**Requirement**.
Counting every line in the entries below where the word "Virginia" occurs, report how many there are. Give only that number.

**Raw data**.
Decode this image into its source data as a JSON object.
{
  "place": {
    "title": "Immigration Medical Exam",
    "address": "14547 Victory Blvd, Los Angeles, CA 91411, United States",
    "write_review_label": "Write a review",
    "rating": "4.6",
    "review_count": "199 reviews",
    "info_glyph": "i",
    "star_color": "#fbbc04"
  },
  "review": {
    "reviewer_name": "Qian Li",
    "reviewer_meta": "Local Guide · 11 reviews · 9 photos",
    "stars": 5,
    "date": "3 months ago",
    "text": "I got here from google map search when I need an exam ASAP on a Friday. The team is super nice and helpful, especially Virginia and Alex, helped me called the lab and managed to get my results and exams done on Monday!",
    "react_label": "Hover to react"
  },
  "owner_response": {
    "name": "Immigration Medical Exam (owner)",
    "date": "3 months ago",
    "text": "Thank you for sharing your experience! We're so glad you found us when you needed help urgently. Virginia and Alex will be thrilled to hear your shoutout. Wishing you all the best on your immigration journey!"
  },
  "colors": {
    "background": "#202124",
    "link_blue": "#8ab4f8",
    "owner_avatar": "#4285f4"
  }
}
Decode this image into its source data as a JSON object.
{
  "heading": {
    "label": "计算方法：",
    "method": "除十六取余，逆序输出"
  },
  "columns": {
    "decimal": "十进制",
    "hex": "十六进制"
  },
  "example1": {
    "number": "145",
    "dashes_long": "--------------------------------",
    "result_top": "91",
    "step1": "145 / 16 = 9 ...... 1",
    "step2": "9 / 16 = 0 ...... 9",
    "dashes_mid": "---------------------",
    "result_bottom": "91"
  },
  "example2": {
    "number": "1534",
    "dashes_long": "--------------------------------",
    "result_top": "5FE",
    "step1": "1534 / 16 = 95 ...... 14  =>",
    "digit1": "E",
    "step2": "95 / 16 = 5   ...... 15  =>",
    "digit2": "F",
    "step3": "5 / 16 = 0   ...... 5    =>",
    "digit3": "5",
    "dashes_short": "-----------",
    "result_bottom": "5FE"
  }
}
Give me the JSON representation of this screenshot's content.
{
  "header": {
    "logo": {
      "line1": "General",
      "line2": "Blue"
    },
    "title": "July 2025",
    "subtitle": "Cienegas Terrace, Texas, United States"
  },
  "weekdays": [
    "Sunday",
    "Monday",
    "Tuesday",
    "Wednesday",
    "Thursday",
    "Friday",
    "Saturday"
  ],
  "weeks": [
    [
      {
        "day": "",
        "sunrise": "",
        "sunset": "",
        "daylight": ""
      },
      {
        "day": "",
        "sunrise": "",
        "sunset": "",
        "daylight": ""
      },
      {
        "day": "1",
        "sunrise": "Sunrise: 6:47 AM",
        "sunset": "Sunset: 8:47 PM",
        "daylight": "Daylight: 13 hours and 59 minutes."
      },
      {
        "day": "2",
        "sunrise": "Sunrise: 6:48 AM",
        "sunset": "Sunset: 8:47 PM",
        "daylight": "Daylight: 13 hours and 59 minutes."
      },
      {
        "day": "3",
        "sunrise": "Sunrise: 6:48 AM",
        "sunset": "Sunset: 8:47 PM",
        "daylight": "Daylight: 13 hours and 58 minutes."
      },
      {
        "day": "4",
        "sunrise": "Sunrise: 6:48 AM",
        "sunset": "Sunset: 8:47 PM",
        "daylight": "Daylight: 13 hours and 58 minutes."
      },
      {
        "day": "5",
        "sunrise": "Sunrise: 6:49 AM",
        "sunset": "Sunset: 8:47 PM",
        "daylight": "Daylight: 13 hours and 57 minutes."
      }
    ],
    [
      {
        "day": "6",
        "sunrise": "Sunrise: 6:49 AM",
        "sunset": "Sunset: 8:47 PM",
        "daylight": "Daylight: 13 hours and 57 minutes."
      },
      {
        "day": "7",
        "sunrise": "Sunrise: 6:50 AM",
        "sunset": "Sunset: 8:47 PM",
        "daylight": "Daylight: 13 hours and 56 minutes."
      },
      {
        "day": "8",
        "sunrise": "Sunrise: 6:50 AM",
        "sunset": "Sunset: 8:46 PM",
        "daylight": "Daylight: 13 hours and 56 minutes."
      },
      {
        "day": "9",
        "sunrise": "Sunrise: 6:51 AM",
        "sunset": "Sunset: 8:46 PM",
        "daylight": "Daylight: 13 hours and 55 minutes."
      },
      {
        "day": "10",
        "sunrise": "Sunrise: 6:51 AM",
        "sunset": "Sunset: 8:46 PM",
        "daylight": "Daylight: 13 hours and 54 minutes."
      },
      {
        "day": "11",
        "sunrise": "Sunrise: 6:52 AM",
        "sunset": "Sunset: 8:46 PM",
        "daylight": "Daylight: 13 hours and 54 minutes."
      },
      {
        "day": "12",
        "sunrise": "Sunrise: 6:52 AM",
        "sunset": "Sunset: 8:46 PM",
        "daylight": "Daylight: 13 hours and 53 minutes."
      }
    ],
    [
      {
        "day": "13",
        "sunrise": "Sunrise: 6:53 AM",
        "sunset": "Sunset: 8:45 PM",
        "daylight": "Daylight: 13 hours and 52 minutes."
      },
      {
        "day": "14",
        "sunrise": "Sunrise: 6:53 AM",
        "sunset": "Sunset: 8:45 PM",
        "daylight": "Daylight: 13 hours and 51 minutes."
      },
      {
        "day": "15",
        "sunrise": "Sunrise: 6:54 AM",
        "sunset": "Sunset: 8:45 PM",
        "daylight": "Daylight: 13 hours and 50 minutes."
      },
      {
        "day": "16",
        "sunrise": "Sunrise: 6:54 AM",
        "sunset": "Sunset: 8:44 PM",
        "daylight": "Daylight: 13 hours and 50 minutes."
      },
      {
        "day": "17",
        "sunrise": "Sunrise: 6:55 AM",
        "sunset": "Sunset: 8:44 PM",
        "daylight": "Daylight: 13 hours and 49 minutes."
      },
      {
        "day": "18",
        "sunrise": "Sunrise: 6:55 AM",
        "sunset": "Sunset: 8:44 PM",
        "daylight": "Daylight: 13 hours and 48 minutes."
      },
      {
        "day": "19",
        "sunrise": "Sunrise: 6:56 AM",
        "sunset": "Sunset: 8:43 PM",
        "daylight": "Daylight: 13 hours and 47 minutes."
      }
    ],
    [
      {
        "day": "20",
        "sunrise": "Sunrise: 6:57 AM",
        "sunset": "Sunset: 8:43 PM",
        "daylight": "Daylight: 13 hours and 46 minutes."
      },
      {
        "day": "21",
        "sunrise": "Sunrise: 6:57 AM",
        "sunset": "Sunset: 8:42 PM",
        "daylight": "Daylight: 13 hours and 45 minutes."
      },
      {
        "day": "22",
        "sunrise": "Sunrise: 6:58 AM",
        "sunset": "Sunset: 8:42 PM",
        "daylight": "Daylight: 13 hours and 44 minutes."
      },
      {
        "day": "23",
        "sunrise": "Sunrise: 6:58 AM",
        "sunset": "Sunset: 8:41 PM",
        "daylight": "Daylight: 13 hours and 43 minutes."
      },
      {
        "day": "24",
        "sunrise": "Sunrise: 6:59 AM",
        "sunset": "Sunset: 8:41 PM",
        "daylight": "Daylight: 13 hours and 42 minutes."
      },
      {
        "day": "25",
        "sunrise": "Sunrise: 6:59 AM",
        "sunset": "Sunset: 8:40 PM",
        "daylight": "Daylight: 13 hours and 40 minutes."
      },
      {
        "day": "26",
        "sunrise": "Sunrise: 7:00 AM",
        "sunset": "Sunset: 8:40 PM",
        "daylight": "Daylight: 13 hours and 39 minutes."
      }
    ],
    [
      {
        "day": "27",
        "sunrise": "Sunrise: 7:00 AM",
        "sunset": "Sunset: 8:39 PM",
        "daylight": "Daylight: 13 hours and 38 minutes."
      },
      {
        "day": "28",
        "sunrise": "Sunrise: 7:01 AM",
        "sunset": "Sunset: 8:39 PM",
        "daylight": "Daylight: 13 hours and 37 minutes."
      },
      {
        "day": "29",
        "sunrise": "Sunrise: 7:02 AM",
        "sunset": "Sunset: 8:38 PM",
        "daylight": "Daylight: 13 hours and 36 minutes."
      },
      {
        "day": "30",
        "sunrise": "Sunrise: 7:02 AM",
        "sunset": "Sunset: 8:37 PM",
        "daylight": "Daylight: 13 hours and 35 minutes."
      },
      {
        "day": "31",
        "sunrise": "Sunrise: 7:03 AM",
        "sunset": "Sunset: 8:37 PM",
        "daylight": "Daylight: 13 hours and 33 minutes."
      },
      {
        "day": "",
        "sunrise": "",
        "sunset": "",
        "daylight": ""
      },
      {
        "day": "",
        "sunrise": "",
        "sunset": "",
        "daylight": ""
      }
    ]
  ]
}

**Answer area**.
2